Guest Post: Author George S. Walker

George S. Walker is the author of The Dark Angel and the Witch’s Hat, which won for the Best Story for the July issue in our annual Readers’ Choice poll. Didn’t get a chance to read the story? Make sure to pick up Bardic Tales and Sage Advice, Volume V this summer to get another chance! George took some time to share his thoughts about his award-winning story.

In the meantime, don’t forget to check out the past installments in the series!



 The Dark Angel and the Witch’s Hat has a lot of twists.  My hope as an author is that they’re all believable, with enough foreshadowing that even though they’re unexpected, the reader can see where they came from.  Authors want story twists to take the reader in new and interesting directions.  But we don’t want the turns to be random and pointless, or the reader will throw the book against the wall.


Dark Angel starts with a lot of little twists, starting with the facts that a) she’s not an Angel of Darkness and b) the boy thought she had come to save him, but that’s not why she’s there.  The reader sees the world through the filter of the boy’s eyes.  That limited viewpoint allows me to control the clues the reader gets.  So that when we get to the major twist in the story (the Witch isn’t exactly a witch and the Hat isn’t exactly a hat), my hope is that a) the reader didn’t see it coming, but b) the reader could have, at least in retrospect.


In the original draft of the story, there were only minor twists after that.  The boy helped the angel complete her mission, and it was a happy, if slightly predictable, ending.  But when I read it to my writing group, Francine, one of the writers, had a flash of insight.  She said, “No, the boy needs to fail.”  So that’s the final twist, and you have to read the story to see how that works.  The final version has much more emotional punch than the draft did, yet it’s still a feel-good ending.


To me, stories are like jigsaw puzzles: I’m handing the reader pieces, and all the pieces need to fit.  But if I’ve done my job right, some of the pieces stick out and grab the reader’s attention.  I hope those are the parts they remember when it’s done.
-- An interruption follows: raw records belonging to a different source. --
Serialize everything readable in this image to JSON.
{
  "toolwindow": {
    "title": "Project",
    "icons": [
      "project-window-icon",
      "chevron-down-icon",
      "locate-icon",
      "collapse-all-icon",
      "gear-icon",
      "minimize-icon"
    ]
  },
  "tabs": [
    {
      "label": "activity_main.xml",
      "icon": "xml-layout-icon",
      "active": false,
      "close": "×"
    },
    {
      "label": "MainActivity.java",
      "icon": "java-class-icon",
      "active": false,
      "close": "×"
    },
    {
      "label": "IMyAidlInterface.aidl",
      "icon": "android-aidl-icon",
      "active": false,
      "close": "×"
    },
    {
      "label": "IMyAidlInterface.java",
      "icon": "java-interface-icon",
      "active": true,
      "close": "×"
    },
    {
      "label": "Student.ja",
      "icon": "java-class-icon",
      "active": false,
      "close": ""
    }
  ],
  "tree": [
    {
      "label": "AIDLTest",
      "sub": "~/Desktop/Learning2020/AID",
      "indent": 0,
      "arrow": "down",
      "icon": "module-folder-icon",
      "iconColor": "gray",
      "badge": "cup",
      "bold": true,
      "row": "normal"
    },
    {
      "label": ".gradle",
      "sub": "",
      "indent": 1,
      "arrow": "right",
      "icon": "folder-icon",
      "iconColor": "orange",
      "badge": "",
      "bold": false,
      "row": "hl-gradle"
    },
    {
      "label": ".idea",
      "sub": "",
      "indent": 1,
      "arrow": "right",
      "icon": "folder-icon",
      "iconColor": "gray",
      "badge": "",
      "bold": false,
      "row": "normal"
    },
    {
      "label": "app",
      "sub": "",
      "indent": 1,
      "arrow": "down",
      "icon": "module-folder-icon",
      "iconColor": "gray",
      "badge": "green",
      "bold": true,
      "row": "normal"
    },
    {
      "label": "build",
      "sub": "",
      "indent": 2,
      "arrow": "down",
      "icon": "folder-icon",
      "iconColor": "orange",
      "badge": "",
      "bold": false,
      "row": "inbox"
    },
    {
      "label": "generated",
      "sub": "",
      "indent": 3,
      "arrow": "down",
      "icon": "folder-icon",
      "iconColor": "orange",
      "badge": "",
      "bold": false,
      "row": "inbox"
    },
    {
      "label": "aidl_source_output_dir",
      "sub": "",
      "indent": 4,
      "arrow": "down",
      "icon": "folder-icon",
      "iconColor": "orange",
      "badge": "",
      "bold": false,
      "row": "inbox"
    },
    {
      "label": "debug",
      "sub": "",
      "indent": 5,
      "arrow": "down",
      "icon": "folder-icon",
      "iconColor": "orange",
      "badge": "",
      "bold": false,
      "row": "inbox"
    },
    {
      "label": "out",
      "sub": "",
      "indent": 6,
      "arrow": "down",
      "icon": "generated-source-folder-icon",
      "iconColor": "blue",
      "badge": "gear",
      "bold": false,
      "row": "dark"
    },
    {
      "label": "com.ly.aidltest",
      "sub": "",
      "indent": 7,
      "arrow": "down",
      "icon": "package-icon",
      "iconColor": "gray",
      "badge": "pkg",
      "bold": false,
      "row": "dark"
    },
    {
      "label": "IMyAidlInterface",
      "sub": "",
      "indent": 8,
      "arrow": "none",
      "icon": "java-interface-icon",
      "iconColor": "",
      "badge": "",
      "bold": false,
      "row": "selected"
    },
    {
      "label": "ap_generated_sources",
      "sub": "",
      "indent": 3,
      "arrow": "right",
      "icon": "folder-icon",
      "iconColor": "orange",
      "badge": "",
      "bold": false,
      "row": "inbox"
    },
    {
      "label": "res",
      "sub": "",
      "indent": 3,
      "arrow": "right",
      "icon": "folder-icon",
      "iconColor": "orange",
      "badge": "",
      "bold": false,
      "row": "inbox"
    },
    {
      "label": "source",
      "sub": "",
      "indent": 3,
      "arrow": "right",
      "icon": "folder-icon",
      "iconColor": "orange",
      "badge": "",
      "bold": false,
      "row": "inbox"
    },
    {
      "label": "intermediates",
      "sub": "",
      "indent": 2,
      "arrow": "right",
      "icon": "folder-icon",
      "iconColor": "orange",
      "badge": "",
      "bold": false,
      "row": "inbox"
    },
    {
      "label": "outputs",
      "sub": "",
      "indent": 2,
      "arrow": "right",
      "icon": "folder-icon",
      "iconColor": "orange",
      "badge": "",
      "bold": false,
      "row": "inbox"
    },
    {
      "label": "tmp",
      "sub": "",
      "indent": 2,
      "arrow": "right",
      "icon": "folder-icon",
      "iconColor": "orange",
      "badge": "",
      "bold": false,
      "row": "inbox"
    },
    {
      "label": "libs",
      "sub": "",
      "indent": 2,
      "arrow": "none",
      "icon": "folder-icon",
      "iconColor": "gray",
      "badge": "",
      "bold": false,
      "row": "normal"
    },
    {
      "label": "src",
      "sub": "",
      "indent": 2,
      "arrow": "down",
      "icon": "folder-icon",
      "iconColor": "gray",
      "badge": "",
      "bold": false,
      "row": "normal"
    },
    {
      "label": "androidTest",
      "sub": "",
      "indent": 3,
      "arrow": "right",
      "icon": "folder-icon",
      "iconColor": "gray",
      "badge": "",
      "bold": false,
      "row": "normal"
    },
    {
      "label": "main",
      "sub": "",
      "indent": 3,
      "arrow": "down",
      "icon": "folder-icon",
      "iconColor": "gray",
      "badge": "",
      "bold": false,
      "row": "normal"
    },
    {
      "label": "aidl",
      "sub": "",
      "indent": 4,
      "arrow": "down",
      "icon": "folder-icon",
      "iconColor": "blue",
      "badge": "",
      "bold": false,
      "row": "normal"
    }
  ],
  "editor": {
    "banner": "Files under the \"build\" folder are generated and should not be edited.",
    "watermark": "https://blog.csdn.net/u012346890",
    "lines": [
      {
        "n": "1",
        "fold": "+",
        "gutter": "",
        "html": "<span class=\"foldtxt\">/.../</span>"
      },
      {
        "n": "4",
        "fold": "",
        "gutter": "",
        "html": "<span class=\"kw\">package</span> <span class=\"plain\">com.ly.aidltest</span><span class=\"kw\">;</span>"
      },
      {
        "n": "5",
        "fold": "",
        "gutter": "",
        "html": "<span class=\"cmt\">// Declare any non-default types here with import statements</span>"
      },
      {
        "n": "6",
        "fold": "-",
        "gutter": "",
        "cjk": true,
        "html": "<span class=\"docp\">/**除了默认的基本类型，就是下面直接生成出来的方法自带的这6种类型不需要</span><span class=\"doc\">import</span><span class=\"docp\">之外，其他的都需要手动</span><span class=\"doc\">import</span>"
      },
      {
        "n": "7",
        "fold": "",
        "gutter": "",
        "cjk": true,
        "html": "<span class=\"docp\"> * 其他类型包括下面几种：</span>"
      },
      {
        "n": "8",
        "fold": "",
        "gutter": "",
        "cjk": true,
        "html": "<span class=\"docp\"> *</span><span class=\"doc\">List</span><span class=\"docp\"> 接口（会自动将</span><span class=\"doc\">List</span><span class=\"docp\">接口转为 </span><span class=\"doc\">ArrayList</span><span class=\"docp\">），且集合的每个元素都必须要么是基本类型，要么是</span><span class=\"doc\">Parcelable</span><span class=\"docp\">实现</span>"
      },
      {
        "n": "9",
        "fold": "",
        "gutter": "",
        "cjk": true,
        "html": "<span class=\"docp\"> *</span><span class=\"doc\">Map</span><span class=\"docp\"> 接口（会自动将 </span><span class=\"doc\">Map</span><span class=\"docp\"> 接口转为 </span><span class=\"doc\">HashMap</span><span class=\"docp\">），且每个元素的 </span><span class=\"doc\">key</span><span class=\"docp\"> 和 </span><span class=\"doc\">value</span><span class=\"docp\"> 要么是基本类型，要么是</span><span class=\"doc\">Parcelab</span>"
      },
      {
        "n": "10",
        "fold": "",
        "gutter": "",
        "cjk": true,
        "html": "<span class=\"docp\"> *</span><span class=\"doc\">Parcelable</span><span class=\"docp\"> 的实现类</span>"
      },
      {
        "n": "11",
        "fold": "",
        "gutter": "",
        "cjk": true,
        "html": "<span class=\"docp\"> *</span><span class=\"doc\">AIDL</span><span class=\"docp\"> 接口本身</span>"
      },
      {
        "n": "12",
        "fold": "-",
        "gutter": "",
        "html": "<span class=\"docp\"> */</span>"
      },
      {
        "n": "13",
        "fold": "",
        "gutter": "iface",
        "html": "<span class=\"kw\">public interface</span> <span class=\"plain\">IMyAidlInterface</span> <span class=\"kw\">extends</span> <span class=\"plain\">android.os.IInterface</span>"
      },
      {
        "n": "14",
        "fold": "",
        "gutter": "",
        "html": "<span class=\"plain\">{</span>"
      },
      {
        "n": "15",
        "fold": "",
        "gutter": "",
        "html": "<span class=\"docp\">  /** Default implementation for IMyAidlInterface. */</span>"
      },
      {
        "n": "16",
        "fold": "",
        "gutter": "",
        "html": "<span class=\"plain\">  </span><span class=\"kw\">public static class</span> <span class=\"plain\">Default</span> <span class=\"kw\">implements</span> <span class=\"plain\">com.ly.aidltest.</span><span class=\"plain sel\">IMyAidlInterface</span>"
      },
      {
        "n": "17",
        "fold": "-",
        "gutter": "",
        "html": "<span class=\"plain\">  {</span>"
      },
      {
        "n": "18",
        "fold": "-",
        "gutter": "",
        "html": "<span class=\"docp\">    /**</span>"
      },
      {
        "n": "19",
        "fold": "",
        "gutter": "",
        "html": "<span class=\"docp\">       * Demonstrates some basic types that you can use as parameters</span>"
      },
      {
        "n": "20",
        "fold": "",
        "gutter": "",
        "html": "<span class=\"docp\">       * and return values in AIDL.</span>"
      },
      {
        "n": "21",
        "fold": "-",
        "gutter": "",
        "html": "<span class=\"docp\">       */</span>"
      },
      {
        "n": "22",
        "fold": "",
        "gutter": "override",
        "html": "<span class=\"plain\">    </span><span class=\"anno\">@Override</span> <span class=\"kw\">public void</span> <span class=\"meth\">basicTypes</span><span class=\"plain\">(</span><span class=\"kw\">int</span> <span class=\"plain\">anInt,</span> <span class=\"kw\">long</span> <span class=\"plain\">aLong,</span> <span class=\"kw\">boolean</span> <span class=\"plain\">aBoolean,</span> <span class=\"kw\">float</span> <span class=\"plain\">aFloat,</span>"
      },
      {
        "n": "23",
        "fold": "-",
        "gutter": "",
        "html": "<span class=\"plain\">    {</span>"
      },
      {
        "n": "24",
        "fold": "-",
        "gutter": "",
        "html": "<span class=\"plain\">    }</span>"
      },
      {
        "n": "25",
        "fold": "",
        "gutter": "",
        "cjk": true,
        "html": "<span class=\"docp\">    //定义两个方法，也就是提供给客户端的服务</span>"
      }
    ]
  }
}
 In addition to Bards and Sages Quarterly, George S. Walker has sold stories to Ideomancer, Stupefying Stories, Perihelion SF, Steampunk Tales, Comets and Criminals, and elsewhere.  Paperback anthologies containing his stories include Bibliotheca Fantastica, Mirror Shards, Gears and Levers, and Heir Apparent.  More about George can be found at